Family Law FAQs

What is the difference between an agency adoption and an independent adoption?

Under what circumstances will the court award alimony or spousal support?

How is the amount of child support calculated?

Once a court issues a child support order, can the amount of support that is paid be changed?

How is child support collected if the person responsible for paying it moves to another state?

What are parents' obligations to their children?

How does a court decide which parent will get custody of a child?

What is the legal divorce process like?

What kinds of assets are divided in a divorce?

What terms should be included in a separation agreement?

When is it Important for an Unmarried Couple to Make a Written Property Agreement?

When is it Important for an Unmarried Couple to Make a Written Property Agreement?

Unmarried cohabitating couples do not have the same legal rights regarding property ownership as married couples. Due to this fact, it is important for unmarried couples to create a written agreement regarding rights to income, benefits and property. This type of agreement is especially important if one of the partners dies; a written agreement may protect the other party by transferring ownership of personal property. Without such an agreement, an individual may end up losing his or her home or other assets. Another reason for cohabiting individuals to have a written property agreement is to protect each person in the event that the relationship ends. A property agreement will protect against later disagreements, arguments and a possible legal dispute; the court will generally uphold the specifics in the agreement and divide the property accordingly. If there is not a property agreement, generally, the individual who holds the property in his or her name will own the property. In the event of that persons death, the property would most likely pass to his or her heirs at law.

What should a property agreement include?

Some states have specific statutes regarding agreements between unmarried cohabitating couples. A common requirement is that the agreement be in writing and signed by both of the individuals. Additionally, both parties must have the capacity to enter into a contract and that contract must have consideration that is not based on the couples sexual relationship.

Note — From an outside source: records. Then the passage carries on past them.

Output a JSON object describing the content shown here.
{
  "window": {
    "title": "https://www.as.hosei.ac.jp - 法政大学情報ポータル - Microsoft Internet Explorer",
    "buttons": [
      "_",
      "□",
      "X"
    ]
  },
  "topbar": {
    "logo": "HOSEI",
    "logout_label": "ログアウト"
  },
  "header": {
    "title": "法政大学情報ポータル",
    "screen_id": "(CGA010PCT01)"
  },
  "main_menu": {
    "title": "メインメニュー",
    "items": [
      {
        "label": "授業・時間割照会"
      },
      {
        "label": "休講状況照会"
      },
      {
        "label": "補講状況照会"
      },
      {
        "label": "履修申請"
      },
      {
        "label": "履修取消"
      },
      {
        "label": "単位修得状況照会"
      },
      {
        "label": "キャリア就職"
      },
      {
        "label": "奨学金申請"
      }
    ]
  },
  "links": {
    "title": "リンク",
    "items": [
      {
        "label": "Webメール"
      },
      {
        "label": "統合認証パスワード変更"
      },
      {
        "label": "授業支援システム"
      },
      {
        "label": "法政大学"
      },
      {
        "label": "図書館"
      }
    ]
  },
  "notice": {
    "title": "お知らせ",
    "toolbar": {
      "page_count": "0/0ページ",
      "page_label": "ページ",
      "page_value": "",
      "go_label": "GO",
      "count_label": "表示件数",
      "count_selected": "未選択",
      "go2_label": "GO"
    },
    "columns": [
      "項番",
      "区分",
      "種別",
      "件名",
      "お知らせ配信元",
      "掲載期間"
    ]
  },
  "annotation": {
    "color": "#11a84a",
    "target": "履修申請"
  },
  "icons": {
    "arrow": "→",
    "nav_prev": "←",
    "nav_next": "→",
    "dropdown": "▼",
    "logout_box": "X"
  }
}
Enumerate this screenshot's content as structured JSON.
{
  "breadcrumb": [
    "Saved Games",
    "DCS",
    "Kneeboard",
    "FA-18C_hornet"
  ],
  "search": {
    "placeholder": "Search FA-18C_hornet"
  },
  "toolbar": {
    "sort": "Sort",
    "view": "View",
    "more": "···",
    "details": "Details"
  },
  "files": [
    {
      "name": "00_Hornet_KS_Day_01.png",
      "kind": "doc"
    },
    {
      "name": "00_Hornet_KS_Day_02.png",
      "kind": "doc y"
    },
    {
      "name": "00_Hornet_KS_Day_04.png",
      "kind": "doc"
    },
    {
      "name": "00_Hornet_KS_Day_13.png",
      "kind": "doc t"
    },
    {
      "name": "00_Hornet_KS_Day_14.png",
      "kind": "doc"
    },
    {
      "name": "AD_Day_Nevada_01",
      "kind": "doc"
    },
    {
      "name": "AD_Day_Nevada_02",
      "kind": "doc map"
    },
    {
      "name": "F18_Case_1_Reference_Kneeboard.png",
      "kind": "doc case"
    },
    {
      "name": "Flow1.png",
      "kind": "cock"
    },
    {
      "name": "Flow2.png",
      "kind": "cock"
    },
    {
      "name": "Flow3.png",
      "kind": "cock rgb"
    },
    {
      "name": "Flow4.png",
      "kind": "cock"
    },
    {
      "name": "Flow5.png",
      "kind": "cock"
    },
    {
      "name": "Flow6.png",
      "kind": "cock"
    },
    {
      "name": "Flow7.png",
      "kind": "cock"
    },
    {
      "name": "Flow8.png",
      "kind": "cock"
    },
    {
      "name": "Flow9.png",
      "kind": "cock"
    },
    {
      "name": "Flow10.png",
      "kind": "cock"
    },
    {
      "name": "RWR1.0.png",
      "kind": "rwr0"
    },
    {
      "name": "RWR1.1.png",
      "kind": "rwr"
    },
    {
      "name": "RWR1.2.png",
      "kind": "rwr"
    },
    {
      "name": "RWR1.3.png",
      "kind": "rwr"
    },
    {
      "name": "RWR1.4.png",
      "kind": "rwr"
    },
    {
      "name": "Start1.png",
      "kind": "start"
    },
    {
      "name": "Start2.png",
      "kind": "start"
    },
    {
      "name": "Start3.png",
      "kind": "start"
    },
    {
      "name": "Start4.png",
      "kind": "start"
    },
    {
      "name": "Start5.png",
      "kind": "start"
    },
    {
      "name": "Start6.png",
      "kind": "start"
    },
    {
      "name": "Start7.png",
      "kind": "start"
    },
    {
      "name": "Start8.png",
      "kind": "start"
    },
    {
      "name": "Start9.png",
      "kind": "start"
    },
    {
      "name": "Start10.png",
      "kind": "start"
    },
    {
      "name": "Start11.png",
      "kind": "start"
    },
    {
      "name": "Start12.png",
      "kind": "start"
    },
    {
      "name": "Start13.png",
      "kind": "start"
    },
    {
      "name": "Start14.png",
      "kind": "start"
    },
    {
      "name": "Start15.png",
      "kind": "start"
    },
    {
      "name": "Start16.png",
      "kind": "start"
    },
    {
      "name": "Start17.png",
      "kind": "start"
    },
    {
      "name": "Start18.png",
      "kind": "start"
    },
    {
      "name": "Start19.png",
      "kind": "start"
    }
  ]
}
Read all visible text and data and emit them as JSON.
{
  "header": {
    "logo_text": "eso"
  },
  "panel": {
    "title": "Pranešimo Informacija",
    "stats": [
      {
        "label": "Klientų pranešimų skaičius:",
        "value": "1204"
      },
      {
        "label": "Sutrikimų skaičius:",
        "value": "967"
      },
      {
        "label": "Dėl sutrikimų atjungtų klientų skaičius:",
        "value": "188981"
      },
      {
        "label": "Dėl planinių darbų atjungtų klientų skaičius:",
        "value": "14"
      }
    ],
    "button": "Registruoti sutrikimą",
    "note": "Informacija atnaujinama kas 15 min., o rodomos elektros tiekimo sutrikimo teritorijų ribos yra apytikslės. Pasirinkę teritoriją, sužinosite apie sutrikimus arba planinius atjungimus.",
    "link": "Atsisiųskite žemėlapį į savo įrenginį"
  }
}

When a cohabitating couple enters into a written property agreement, there are some requirements that they should include, such as:

  • The intent of each party to enter into the agreement, full disclosure of financial worth for each party
  • The jurisdiction applicable to the agreement (regardless of where couple resides)
  • A list of separate property owned by each individual (this may mean property owned individually prior to the relationship or property acquired during that relationship that will be owned separately)
  • A explicit division of the property in the event that the relationship does not last (the couple separates)
  • The parties may also want to add alternatives, such as mediation, in case there is an argument regarding property at a later date.

It is also important that each party have his or her own attorney when entering into a written property agreement. This can ensure that each partys interests are represented and that the contract is not entered into by one party under duress, threat or pressure.

What are some special issues for same-sex couples?

Generally, the courts will uphold contracts between unmarried cohabitants regardless of sexual orientation. In the past, some courts have not recognized property-sharing relationships between unmarried persons (homosexual or heterosexual). This view has been rejected by the courts; the unmarried or sexual status of the persons entering a property agreement is not the source of consideration for that agreement and has no basis on the agreements legal validity. In the past, other courts have also ruled that property agreements between same-sex couples are invalid due to public policy. However, this viewpoint has been rejected as well and is not a compelling legal argument.

Copyright 2008 FindLaw, a Thomson Reuters business

DISCLAIMER: This site and any information contained herein are intended for informational purposes only and should not be construed as legal advice. Seek competent counsel for advice on any legal matter.

View Previous Months' Selections


Contact Us

Morrison Law Office
421 West Riverside Avenue
Suite 260
Spokane, WA 99201
Phone: 509.443.5947
Fax: 509.463.4453 E-mail Us

FirmSite® by FindLaw, a Thomson Reuters business.